Coolio, the creator of the original, did not like Al’s parody. I seem to recall legal action, in fact. Is this a case of someone trying to weasel his way into more royalties, or did Al fail to get the proper permission?

Under the Fair Use laws, which specifically protect parody, does Al even need permission?

My understanding of the Coolio incident is that Al asked the people at his record label to get in touch with Coolio to get permission. Supposedly one of the execs at Scotti Bros. Records ran into Coolio at a party and there was a conversation that left the exec with the impression that permission had been given. Coolio claims no memory of ever meeting the exec.

When I was a reporter for my university newspaper in the mid 90s I got the opportunity to interview Al and I asked him whether or not he gets permission to do his parodies. He responded that the law does not require him to seek permission, so long as the writing credits on the album reflect the source material and the appropriate royalties are paid out. That said, he also said that he gets permission as a matter of personal policy and also said that only one person had ever turned him down, although he couldn’t tell me who because that guy no longer had a name.

He had no comments on the Babylonian clock.

Contract dispute with his record label over, the Purple One )O-> is now back to being Prince.

As a side note, the last time I saw Weird Al perform was at the dorms at Cal Poly SLO when I was student.
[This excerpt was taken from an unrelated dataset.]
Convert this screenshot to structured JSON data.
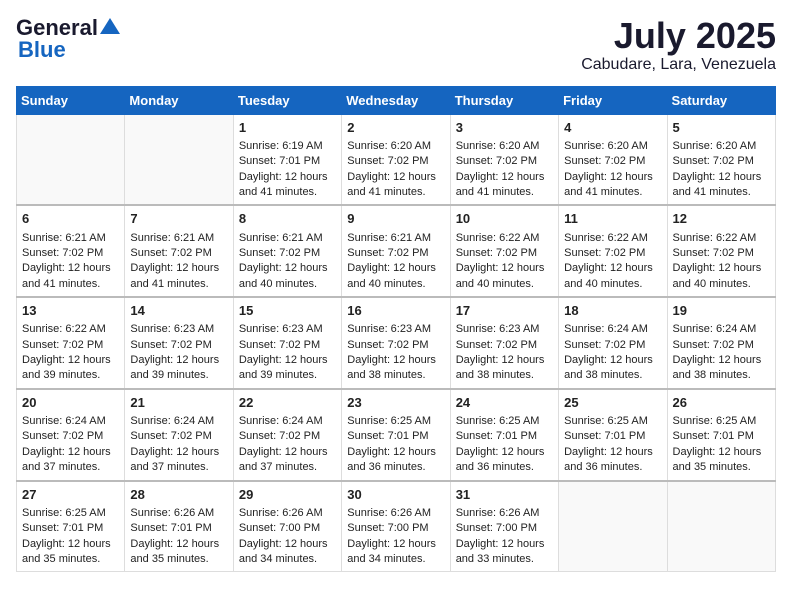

He had achieved fame already on the Dr. Demento show, and among some of his songs he performed was the already famous “My Balona [sic]”.

Weird Al also set off a chain of events which resulted in the campuses first “terrorist” event:
Al hosted his own radio show at the campus station (KCPR) and when he quit, a couple of upset fans responded a few days later with a lunch bag containing an M-80[?] and full of leaflets crying out for “Come back Weird Al” which was set off in the hallway about 5 yards from the room housing the broadcast booth. The “bombing” as the police called it, only produced a snickers from my fellow compatriots, wondering what would happen if someone in a mask, chanting slogans had shot off a toy cap pistol in the hallway instead. Would a SWAT team had responded?

My, oh my, how times have changed…

From the aforementioned website of the man himself:

Why did Al ask coolio for permission to parody a rewrite of a Stevie Wonder song?, isn’t Stevie still considered the author?.


Actually, that isn’t completely true. He has also been turned down by Paul McCartney (not because he wasn’t a fan, but because he didn’t want Al doing songs that involved eating chicken), Billy Joel, The Offspring (again, because they thought that Come Out And Play was too serious to be made fun of…but they later let him do Pretty Fly), Weezer (Buddy Holly was originally going to be on Bad Hair Day, but Weezer changed their mind and revoked their permission)…and probably some others that we never heard about. I think Prince just has a reputation because he really got angry that Al would even THINK of desecrating one of his works. He also got turned down by the Dr Seuss estate for singing U2’s Numb to the words of Green Eggs & Ham, even though U2 was all for it. Most of these turn downs eventually showed up in concert or on one of Al’s TV specials anyway.